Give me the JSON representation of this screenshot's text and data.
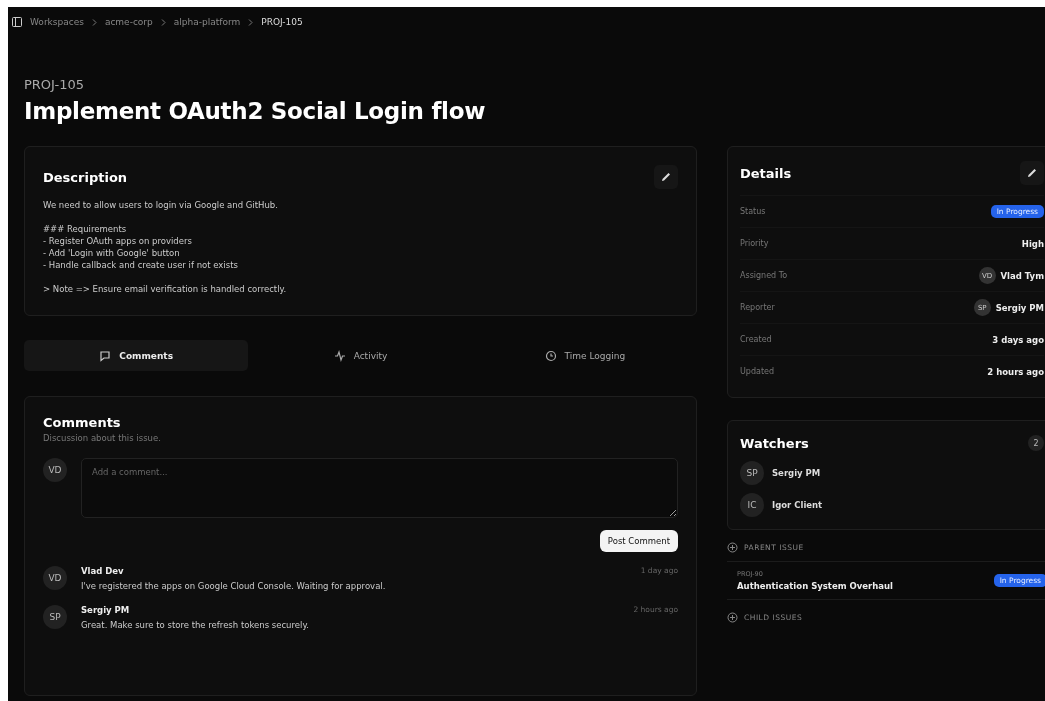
{
  "breadcrumb": [
    "Workspaces",
    "acme-corp",
    "alpha-platform",
    "PROJ-105"
  ],
  "issue": {
    "key": "PROJ-105",
    "title": "Implement OAuth2 Social Login flow"
  },
  "description": {
    "title": "Description",
    "paragraphs": [
      [
        "We need to allow users to login via Google and GitHub."
      ],
      [
        "### Requirements",
        "- Register OAuth apps on providers",
        "- Add 'Login with Google' button",
        "- Handle callback and create user if not exists"
      ],
      [
        "> Note => Ensure email verification is handled correctly."
      ]
    ]
  },
  "tabs": [
    {
      "label": "Comments",
      "selected": true
    },
    {
      "label": "Activity",
      "selected": false
    },
    {
      "label": "Time Logging",
      "selected": false
    }
  ],
  "comments": {
    "title": "Comments",
    "subtitle": "Discussion about this issue.",
    "avatar": "VD",
    "placeholder": "Add a comment...",
    "button": "Post Comment",
    "items": [
      {
        "avatar": "VD",
        "author": "Vlad Dev",
        "time": "1 day ago",
        "text": "I've registered the apps on Google Cloud Console. Waiting for approval."
      },
      {
        "avatar": "SP",
        "author": "Sergiy PM",
        "time": "2 hours ago",
        "text": "Great. Make sure to store the refresh tokens securely."
      }
    ]
  },
  "details": {
    "title": "Details",
    "rows": [
      {
        "label": "Status",
        "kind": "badge",
        "value": "In Progress"
      },
      {
        "label": "Priority",
        "kind": "text",
        "value": "High"
      },
      {
        "label": "Assigned To",
        "kind": "user",
        "avatar": "VD",
        "value": "Vlad Tym"
      },
      {
        "label": "Reporter",
        "kind": "user",
        "avatar": "SP",
        "value": "Sergiy PM"
      },
      {
        "label": "Created",
        "kind": "text",
        "value": "3 days ago"
      },
      {
        "label": "Updated",
        "kind": "text",
        "value": "2 hours ago"
      }
    ]
  },
  "watchers": {
    "title": "Watchers",
    "count": "2",
    "items": [
      {
        "avatar": "SP",
        "name": "Sergiy PM"
      },
      {
        "avatar": "IC",
        "name": "Igor Client"
      }
    ]
  },
  "parent_issue": {
    "label": "PARENT ISSUE",
    "key": "PROJ-90",
    "title": "Authentication System Overhaul",
    "status": "In Progress"
  },
  "child_issues": {
    "label": "CHILD ISSUES"
  }
}
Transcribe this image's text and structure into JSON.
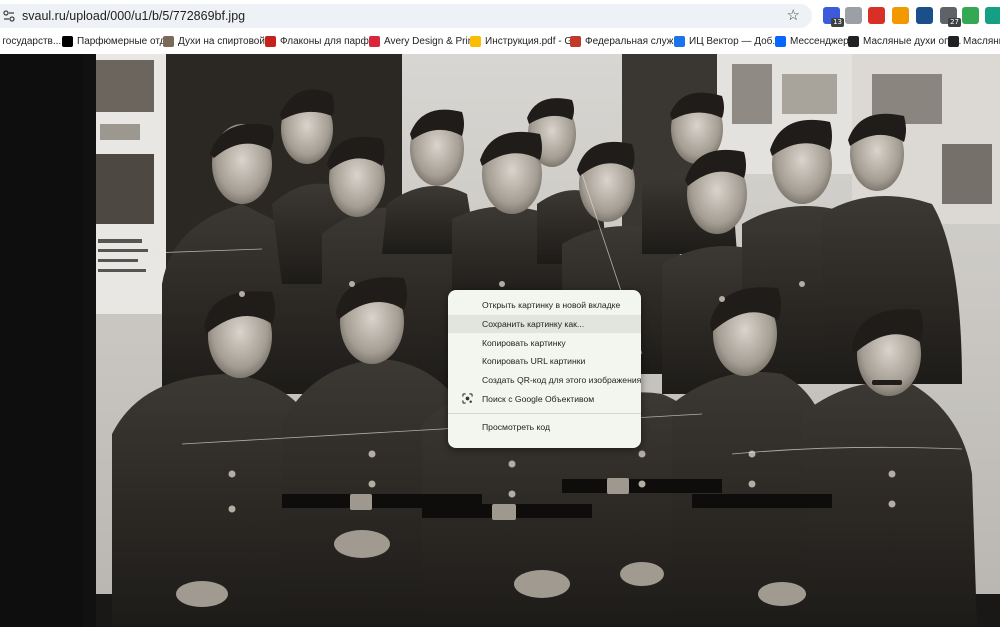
{
  "address_bar": {
    "url": "svaul.ru/upload/000/u1/b/5/772869bf.jpg"
  },
  "toolbar": {
    "extensions": [
      {
        "icon": "house-extension-icon",
        "color": "#3b5bdb",
        "badge": "13"
      },
      {
        "icon": "mouse-extension-icon",
        "color": "#9aa0a6",
        "badge": ""
      },
      {
        "icon": "adobe-acrobat-icon",
        "color": "#d93025",
        "badge": ""
      },
      {
        "icon": "fire-extension-icon",
        "color": "#f29900",
        "badge": ""
      },
      {
        "icon": "checkbox-extension-icon",
        "color": "#1a4f8b",
        "badge": ""
      },
      {
        "icon": "bag-extension-icon",
        "color": "#5f6368",
        "badge": "27"
      },
      {
        "icon": "green-circle-extension-icon",
        "color": "#34a853",
        "badge": ""
      },
      {
        "icon": "grammarly-extension-icon",
        "color": "#15a085",
        "badge": ""
      }
    ]
  },
  "bookmarks": [
    {
      "label": "о государств...",
      "icon": "none",
      "color": "#ffffff"
    },
    {
      "label": "Парфюмерные отд...",
      "icon": "y-logo-icon",
      "color": "#000000"
    },
    {
      "label": "Духи на спиртовой...",
      "icon": "photo-favicon-icon",
      "color": "#7a6a58"
    },
    {
      "label": "Флаконы для парф...",
      "icon": "pdf-favicon-icon",
      "color": "#c5221f"
    },
    {
      "label": "Avery Design & Prin...",
      "icon": "avery-favicon-icon",
      "color": "#d7263d"
    },
    {
      "label": "Инструкция.pdf - G...",
      "icon": "google-drive-icon",
      "color": "#fbbc04"
    },
    {
      "label": "Федеральная служ...",
      "icon": "fedslugba-favicon-icon",
      "color": "#c0392b"
    },
    {
      "label": "ИЦ Вектор — Доб...",
      "icon": "vector-favicon-icon",
      "color": "#1a73e8"
    },
    {
      "label": "Мессенджер",
      "icon": "messenger-icon",
      "color": "#0866ff"
    },
    {
      "label": "Масляные духи опт...",
      "icon": "dark-square-favicon-icon",
      "color": "#202124"
    },
    {
      "label": "Масляные",
      "icon": "dark-square-favicon-icon",
      "color": "#202124"
    }
  ],
  "context_menu": {
    "items": [
      {
        "label": "Открыть картинку в новой вкладке",
        "highlighted": false
      },
      {
        "label": "Сохранить картинку как...",
        "highlighted": true
      },
      {
        "label": "Копировать картинку",
        "highlighted": false
      },
      {
        "label": "Копировать URL картинки",
        "highlighted": false
      },
      {
        "label": "Создать QR-код для этого изображения",
        "highlighted": false
      },
      {
        "label": "Поиск с Google Объективом",
        "highlighted": false,
        "icon": "google-lens-icon"
      },
      {
        "label": "Просмотреть код",
        "highlighted": false
      }
    ]
  },
  "colors": {
    "chrome_bg": "#ffffff",
    "omnibox_bg": "#eef1f6",
    "menu_bg": "#f3f6ef",
    "menu_highlight": "#e2e5de",
    "photo_tone": "#3a3530"
  }
}
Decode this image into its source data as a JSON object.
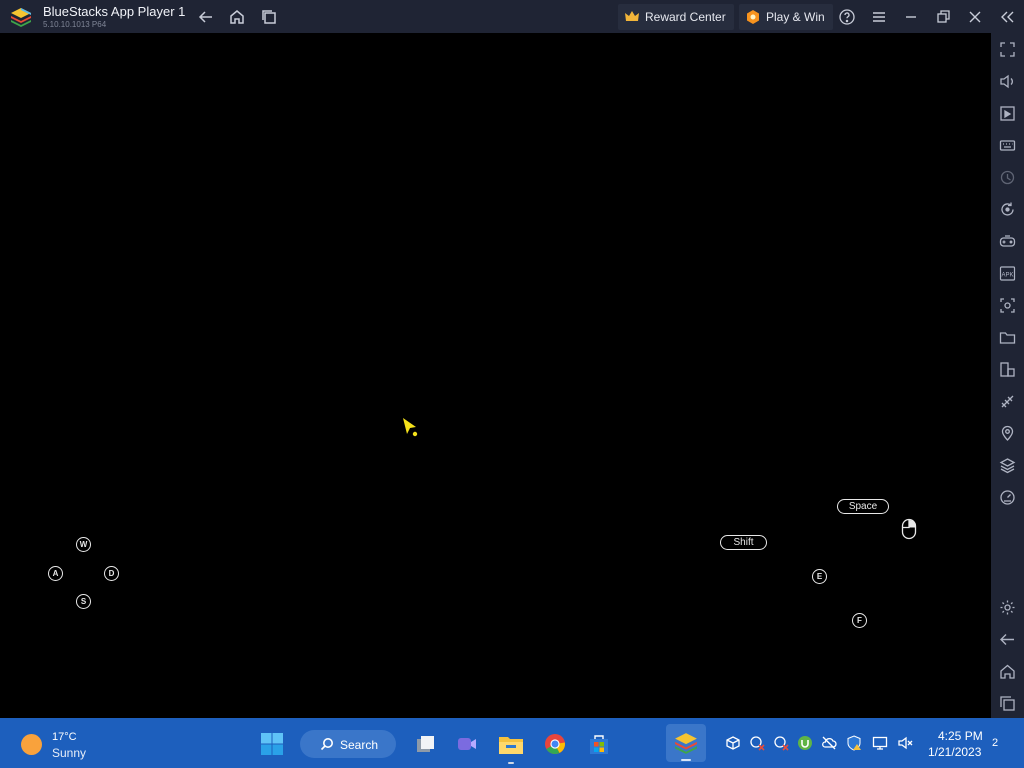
{
  "titlebar": {
    "app_title": "BlueStacks App Player 1",
    "version": "5.10.10.1013  P64",
    "reward_center": "Reward Center",
    "play_win": "Play & Win"
  },
  "keymap": {
    "w": "W",
    "a": "A",
    "s": "S",
    "d": "D",
    "space": "Space",
    "shift": "Shift",
    "e": "E",
    "f": "F"
  },
  "sidebar_icons": [
    "fullscreen-icon",
    "volume-icon",
    "screen-record-icon",
    "keyboard-icon",
    "macro-icon",
    "rotate-icon",
    "gamepad-icon",
    "apk-icon",
    "screenshot-icon",
    "folder-icon",
    "multi-instance-icon",
    "eco-mode-icon",
    "location-icon",
    "layers-icon",
    "performance-icon",
    "settings-icon",
    "back-icon",
    "home-icon",
    "recent-apps-icon"
  ],
  "taskbar": {
    "temperature": "17°C",
    "condition": "Sunny",
    "search_label": "Search",
    "time": "4:25 PM",
    "date": "1/21/2023",
    "notification_count": "2"
  },
  "colors": {
    "titlebar_bg": "#1f2434",
    "taskbar_bg": "#1d5fbd",
    "cursor_yellow": "#f5e21b",
    "crown_gold": "#f2b53a",
    "play_win_orange": "#f7931e"
  }
}
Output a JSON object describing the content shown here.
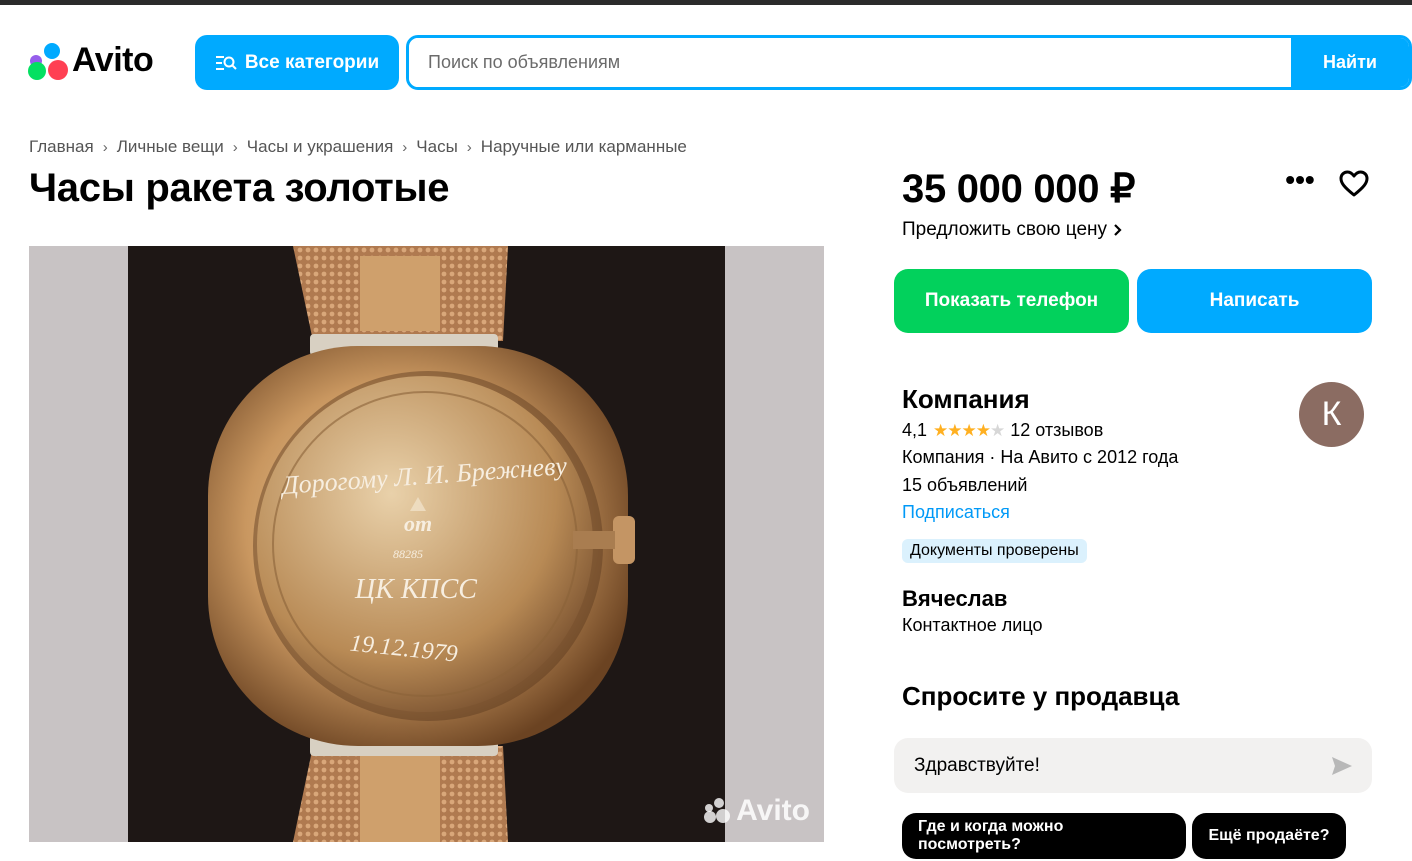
{
  "header": {
    "logo_text": "Avito",
    "categories_label": "Все категории",
    "search_placeholder": "Поиск по объявлениям",
    "search_button": "Найти"
  },
  "breadcrumbs": [
    "Главная",
    "Личные вещи",
    "Часы и украшения",
    "Часы",
    "Наручные или карманные"
  ],
  "listing": {
    "title": "Часы ракета золотые",
    "price": "35 000 000 ₽",
    "offer_price": "Предложить свою цену",
    "photo": {
      "watermark": "Avito",
      "engraving_line1": "Дорогому Л. И. Брежневу",
      "engraving_from": "от",
      "engraving_number": "88285",
      "engraving_org": "ЦК КПСС",
      "engraving_date": "19.12.1979"
    }
  },
  "actions": {
    "show_phone": "Показать телефон",
    "write": "Написать"
  },
  "seller": {
    "name": "Компания",
    "rating": "4,1",
    "rating_value": 4.1,
    "reviews": "12 отзывов",
    "meta": "Компания · На Авито с 2012 года",
    "ads_count": "15 объявлений",
    "subscribe": "Подписаться",
    "badge": "Документы проверены",
    "avatar_letter": "К",
    "avatar_color": "#8b6c62"
  },
  "contact": {
    "name": "Вячеслав",
    "role": "Контактное лицо"
  },
  "ask": {
    "title": "Спросите у продавца",
    "message": "Здравствуйте!",
    "chips": [
      "Где и когда можно посмотреть?",
      "Ещё продаёте?"
    ]
  },
  "colors": {
    "accent": "#00aaff",
    "phone_green": "#02d15c",
    "link": "#0099f7",
    "star": "#ffb021"
  }
}
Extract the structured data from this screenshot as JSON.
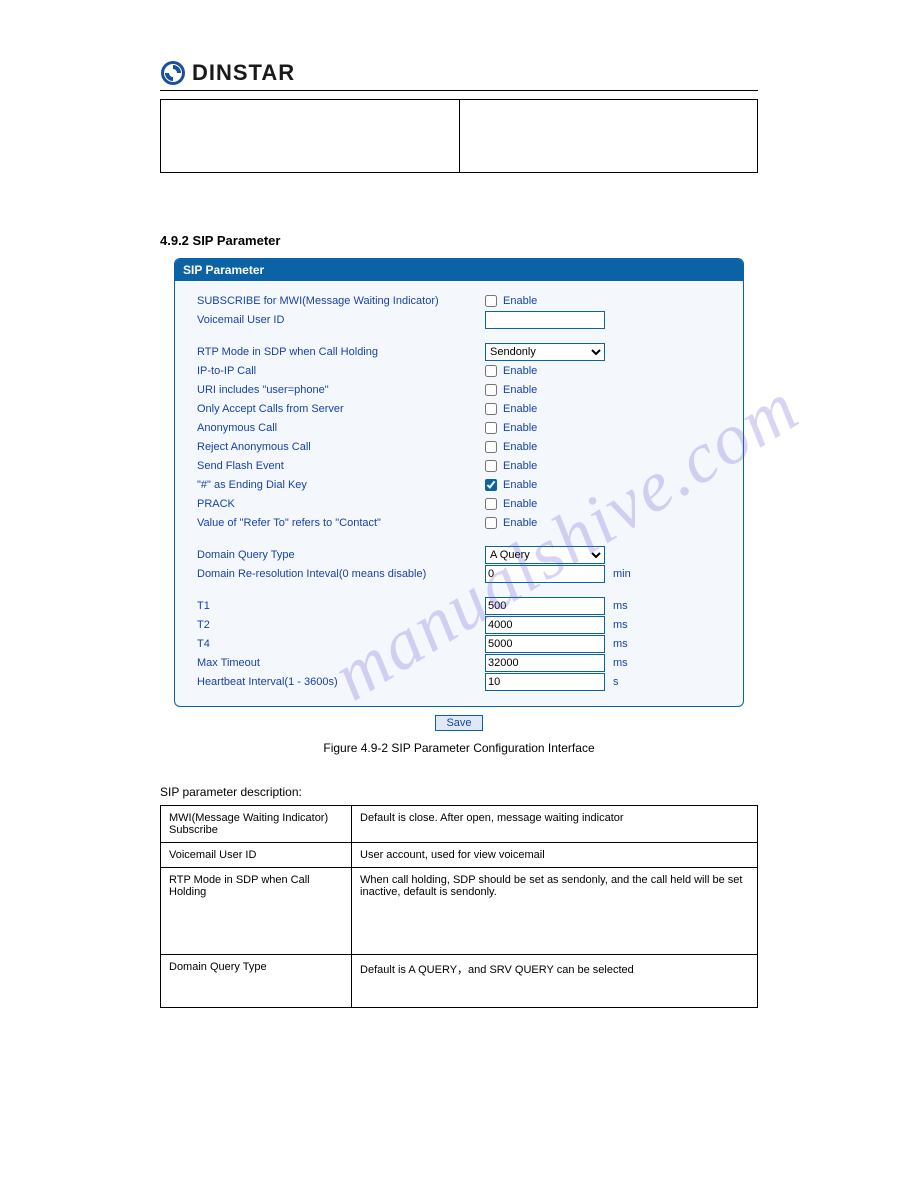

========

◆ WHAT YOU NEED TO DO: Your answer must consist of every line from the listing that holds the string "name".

◆ SOLUTION FOR THIS PROBLEM:
        "name": "Sergiy PM"
        "name": "Igor Client"
    "name": "Компания",
    "name": "Вячеслав",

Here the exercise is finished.